Whether it’s called Workers' Memorial Day, International Workers' Memorial Day or International Commemoration Day (ICD) for Dead and Injured or Day of Mourning, April 28 will be dedicated – in all corners of the globe - to remembering workers who’ve killed, disabled, injured or sickened by their work.
Its slogan, Remember the dead – Fight for the living, is derived from a quote attributed to early labor organizer Mary Harris “Mother" Jones, who famously said: “Pray for the dead, and fight like hell for the living.” The diminutive yet ferocious Jones did, in fact, “fight like hell” for workers – especially coal miners – and her battles with powerful corporate titans and political figures got her repeatedly arrested and jailed.
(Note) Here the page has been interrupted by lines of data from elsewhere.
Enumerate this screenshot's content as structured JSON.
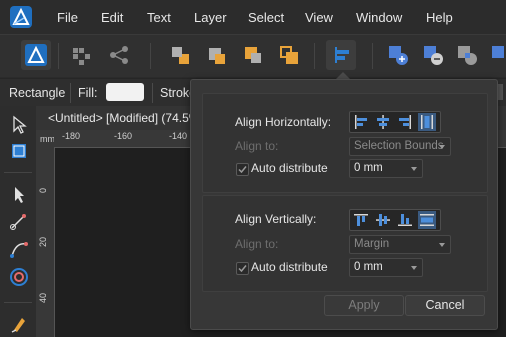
{
  "menu": [
    "File",
    "Edit",
    "Text",
    "Layer",
    "Select",
    "View",
    "Window",
    "Help"
  ],
  "context_toolbar": {
    "shape_name": "Rectangle",
    "fill_label": "Fill:",
    "stroke_label": "Stroke"
  },
  "document": {
    "tab_title": "<Untitled> [Modified] (74.5%"
  },
  "ruler": {
    "unit": "mm",
    "h_ticks": [
      "-180",
      "-160",
      "-140"
    ],
    "v_ticks": [
      "0",
      "20",
      "40"
    ]
  },
  "align_popover": {
    "horizontal": {
      "title": "Align Horizontally:",
      "align_to_label": "Align to:",
      "align_to_value": "Selection Bounds",
      "auto_distribute_label": "Auto distribute",
      "auto_distribute_checked": true,
      "distribute_value": "0 mm",
      "icons": [
        "align-left-icon",
        "align-center-icon",
        "align-right-icon",
        "distribute-horizontal-icon"
      ]
    },
    "vertical": {
      "title": "Align Vertically:",
      "align_to_label": "Align to:",
      "align_to_value": "Margin",
      "auto_distribute_label": "Auto distribute",
      "auto_distribute_checked": true,
      "distribute_value": "0 mm",
      "icons": [
        "align-top-icon",
        "align-middle-icon",
        "align-bottom-icon",
        "distribute-vertical-icon"
      ]
    },
    "apply_label": "Apply",
    "cancel_label": "Cancel"
  },
  "colors": {
    "accent": "#2d7fd3",
    "orange": "#e8a33a",
    "background": "#2b2b2b"
  }
}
The AFL-CIO founded Workers Memorial Day in 1970 – the same year the Occupational Safety and Health Act was passed by the U.S. Congress. Organizations in other countries followed suit, sometimes with different names. April 28, for instance, is recognized by the International Labour Organisation (ILO) and the International Trade Union Confederation (ITUC) as International Workers' Memorial Day. The UN recognizes April 28 as World Day for Safety and Health at Work.
Along with the U.S. and the UK, Workers' Memorial Day is recognized as a national day in: Australia, Argentina, Belgium, Bermuda, Brazil, Canada, Dominican Republic, Gibraltar, Ireland, Luxembourg, Panama, Peru, Portugal, Spain, Thailand, Taiwan. Trade unions in other countries including Benin, Czech Republic, Finland, Hungary, Malta, Nepal, New Zealand, Romania and Singapore are lobbying their governments for recognition of the day as well.
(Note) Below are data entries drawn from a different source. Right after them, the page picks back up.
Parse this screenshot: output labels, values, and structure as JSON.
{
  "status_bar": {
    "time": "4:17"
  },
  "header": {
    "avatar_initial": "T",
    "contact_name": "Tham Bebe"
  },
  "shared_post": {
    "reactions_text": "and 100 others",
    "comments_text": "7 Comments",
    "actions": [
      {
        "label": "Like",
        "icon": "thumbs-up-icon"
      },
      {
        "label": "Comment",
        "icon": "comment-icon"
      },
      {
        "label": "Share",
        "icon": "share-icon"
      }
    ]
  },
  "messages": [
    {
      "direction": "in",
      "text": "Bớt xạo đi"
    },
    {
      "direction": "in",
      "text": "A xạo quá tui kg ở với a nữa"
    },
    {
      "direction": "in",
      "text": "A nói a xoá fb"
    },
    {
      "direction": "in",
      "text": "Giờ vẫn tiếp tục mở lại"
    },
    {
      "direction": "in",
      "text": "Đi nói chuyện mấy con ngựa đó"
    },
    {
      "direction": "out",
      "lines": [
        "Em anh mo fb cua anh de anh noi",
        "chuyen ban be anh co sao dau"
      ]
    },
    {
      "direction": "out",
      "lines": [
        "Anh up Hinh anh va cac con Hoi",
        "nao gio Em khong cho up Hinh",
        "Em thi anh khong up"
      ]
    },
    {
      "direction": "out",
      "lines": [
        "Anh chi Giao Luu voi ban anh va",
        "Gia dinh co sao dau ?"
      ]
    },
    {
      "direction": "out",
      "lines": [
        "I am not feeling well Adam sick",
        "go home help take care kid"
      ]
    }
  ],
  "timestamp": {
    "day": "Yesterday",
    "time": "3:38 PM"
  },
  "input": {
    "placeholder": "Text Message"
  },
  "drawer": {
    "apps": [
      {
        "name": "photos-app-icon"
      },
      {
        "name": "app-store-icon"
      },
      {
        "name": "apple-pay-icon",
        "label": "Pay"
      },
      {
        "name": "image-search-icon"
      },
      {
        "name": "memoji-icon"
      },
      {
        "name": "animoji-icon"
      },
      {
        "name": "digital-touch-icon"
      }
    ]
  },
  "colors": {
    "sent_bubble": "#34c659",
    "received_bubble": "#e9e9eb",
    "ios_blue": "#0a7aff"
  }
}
Workers' Memorial Day events are held throughout the world and include candlelight ceremonies, the reading of names of the deceased, stage plays about the labor movement, workplace safety awareness events, speeches by public officials, religious services, the laying of wreaths, the unveiling of monuments, balloon releases and setting out empty shoes to symbolize those who have died at work.